### SOURCE RECORDS

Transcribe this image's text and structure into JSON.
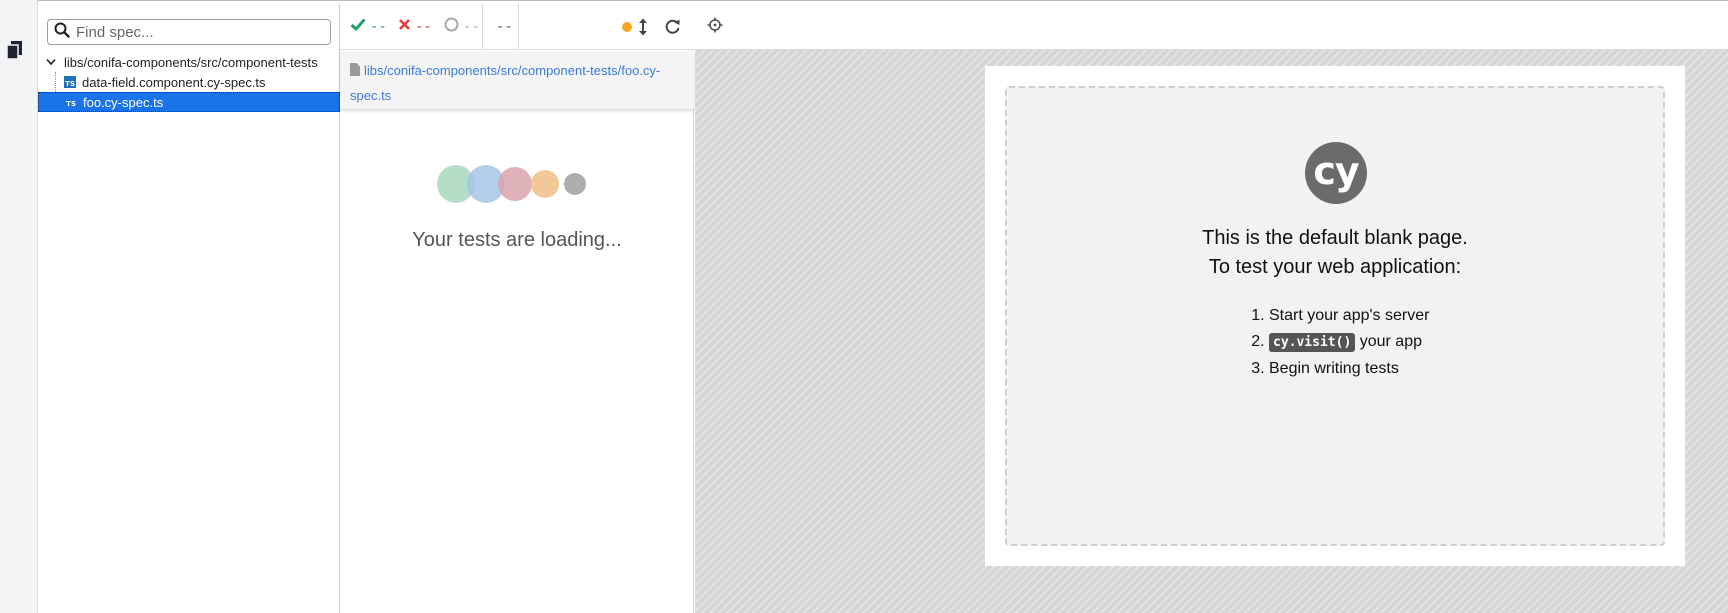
{
  "search": {
    "placeholder": "Find spec..."
  },
  "tree": {
    "folder": "libs/conifa-components/src/component-tests",
    "files": [
      {
        "label": "data-field.component.cy-spec.ts",
        "badge": "TS",
        "selected": false
      },
      {
        "label": "foo.cy-spec.ts",
        "badge": "TS",
        "selected": true
      }
    ]
  },
  "stats": {
    "passed": "--",
    "failed": "--",
    "pending": "--",
    "duration": "--"
  },
  "spec_path": "libs/conifa-components/src/component-tests/foo.cy-spec.ts",
  "loading_text": "Your tests are loading...",
  "loader_colors": [
    "#a8d8c0",
    "#a7c4e6",
    "#d9a3ad",
    "#eec28f",
    "#a9a9a9"
  ],
  "blank_page": {
    "logo_text": "cy",
    "heading_line1": "This is the default blank page.",
    "heading_line2": "To test your web application:",
    "step1": "Start your app's server",
    "step2_code": "cy.visit()",
    "step2_text": "your app",
    "step3": "Begin writing tests"
  },
  "colors": {
    "selected": "#1a73e8",
    "passed": "#22a06b",
    "failed": "#e03b3b",
    "running": "#f5a623",
    "link": "#3b7bd8"
  }
}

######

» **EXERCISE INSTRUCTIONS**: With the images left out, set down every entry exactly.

» **RESPONSE AREA**:
Transcribe this image's text and structure into JSON.
{
  "search": {
    "placeholder": "Find spec..."
  },
  "tree": {
    "folder": "libs/conifa-components/src/component-tests",
    "files": [
      {
        "label": "data-field.component.cy-spec.ts",
        "badge": "TS",
        "selected": false
      },
      {
        "label": "foo.cy-spec.ts",
        "badge": "TS",
        "selected": true
      }
    ]
  },
  "stats": {
    "passed": "--",
    "failed": "--",
    "pending": "--",
    "duration": "--"
  },
  "spec_path": "libs/conifa-components/src/component-tests/foo.cy-spec.ts",
  "loading_text": "Your tests are loading...",
  "loader_colors": [
    "#a8d8c0",
    "#a7c4e6",
    "#d9a3ad",
    "#eec28f",
    "#a9a9a9"
  ],
  "blank_page": {
    "logo_text": "cy",
    "heading_line1": "This is the default blank page.",
    "heading_line2": "To test your web application:",
    "step1": "Start your app's server",
    "step2_code": "cy.visit()",
    "step2_text": "your app",
    "step3": "Begin writing tests"
  },
  "colors": {
    "selected": "#1a73e8",
    "passed": "#22a06b",
    "failed": "#e03b3b",
    "running": "#f5a623",
    "link": "#3b7bd8"
  }
}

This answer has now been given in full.